When exactly did the Civil War start? Yes, we all learned in school that it began with the firing on Fort Sumter in April of 1861. On the other hand, Encyclopedia Virginia Managing Editor Matthew Gibson will argue that the Civil War began at Harper’s Ferry in 1859. And Media Editor Matt Gaventa recently declared that World War II actually began with the Japanese invasion of Manchuria in 1937. History, of all things, is a moving target. That’s interesting to me.
But it also creates a problem for the encyclopedia. Here’s a sentence from our entry on Booker T. Washington: “Late in the summer of 1865, four months after the end of the American Civil War (1861–1865), Ferguson summoned his family to join him.” You’ll notice that we decided to parenthetically include the dates of events like the Civil War—but what if we can’t decide what those dates are supposed to be?
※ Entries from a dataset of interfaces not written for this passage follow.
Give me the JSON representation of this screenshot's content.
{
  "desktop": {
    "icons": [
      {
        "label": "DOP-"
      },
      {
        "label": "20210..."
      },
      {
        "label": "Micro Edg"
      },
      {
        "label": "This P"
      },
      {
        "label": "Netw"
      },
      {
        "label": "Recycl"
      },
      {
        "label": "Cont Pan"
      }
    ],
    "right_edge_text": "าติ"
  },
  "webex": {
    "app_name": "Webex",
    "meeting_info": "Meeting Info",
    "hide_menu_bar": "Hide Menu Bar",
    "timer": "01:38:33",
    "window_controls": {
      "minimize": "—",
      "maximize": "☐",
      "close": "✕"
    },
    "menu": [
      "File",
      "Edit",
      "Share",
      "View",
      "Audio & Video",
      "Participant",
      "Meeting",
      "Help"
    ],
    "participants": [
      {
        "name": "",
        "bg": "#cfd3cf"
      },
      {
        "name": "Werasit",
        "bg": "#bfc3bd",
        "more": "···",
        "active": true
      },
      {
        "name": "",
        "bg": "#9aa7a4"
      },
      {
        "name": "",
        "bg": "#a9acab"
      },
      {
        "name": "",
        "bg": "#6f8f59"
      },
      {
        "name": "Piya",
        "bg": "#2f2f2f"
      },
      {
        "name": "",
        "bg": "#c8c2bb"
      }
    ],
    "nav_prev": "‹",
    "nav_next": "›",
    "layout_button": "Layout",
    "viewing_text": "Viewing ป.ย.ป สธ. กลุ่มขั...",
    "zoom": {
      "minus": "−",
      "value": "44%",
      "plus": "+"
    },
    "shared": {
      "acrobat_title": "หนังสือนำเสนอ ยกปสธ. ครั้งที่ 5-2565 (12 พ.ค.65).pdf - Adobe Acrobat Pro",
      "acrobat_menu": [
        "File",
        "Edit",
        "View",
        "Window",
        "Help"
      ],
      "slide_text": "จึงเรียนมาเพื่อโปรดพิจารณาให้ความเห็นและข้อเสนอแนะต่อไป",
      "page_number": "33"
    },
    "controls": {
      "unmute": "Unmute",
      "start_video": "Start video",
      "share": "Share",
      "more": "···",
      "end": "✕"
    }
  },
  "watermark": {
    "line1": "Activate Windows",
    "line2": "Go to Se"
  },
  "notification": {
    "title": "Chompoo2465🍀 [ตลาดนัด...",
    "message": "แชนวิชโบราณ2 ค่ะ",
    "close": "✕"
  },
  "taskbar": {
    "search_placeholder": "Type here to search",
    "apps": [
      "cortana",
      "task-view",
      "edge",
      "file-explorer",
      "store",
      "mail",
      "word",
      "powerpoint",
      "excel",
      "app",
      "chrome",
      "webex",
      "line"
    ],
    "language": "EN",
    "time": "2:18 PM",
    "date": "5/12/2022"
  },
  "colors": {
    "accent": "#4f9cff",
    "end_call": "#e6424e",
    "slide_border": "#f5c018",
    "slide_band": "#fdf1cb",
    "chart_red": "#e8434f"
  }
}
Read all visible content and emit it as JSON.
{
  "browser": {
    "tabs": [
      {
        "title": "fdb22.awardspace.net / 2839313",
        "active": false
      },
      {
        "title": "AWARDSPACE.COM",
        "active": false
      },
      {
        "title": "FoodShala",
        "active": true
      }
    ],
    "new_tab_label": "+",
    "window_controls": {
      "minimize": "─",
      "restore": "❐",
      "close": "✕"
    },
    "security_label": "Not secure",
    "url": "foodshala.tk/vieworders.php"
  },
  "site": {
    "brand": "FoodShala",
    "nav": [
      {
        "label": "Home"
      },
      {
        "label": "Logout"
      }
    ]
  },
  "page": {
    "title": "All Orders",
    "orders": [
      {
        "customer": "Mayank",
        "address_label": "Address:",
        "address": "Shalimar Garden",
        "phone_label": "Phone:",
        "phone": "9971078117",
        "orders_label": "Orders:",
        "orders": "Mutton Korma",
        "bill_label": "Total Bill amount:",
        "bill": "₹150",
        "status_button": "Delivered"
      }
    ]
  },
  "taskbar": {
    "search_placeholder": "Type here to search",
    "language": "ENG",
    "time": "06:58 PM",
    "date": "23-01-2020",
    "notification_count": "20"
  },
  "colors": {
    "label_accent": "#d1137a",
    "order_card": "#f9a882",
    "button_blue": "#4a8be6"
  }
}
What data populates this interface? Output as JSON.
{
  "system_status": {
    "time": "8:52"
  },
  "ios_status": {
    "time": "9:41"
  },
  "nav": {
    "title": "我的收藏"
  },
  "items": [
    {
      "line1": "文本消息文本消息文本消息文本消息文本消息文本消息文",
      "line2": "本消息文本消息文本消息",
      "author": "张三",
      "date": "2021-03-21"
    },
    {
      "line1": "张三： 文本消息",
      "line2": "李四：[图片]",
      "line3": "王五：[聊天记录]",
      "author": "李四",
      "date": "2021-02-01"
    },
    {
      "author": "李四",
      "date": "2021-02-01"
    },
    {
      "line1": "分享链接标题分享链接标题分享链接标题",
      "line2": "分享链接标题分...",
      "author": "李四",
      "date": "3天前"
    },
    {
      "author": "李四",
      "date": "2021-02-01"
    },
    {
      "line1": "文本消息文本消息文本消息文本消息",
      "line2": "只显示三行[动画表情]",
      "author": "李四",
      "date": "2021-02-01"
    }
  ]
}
That’s what the Library of Congress is for. We have decided to defer to what’s called the Library of Congress Authorities. These are the library’s official classifications. For them, the Civil War started in 1861 and the Second World War in 1939.
The LOC also clears up confusion about writers’ names. Take the example of Emily Tapscott Clark Balch (1890–1953), who was the founding editor of the Reviewer, a Richmond-based magazine that helped spark the Southern Renaissance. The Library of Congress prefers Emily Clark and, for the sake of brevity if nothing else, so do we. But the library also lists her birth year as 1893. In this case, our contributor, Leanne E. Smith, did the leg work, and we’ll happily defer to her.
There’s authority, and there is authority.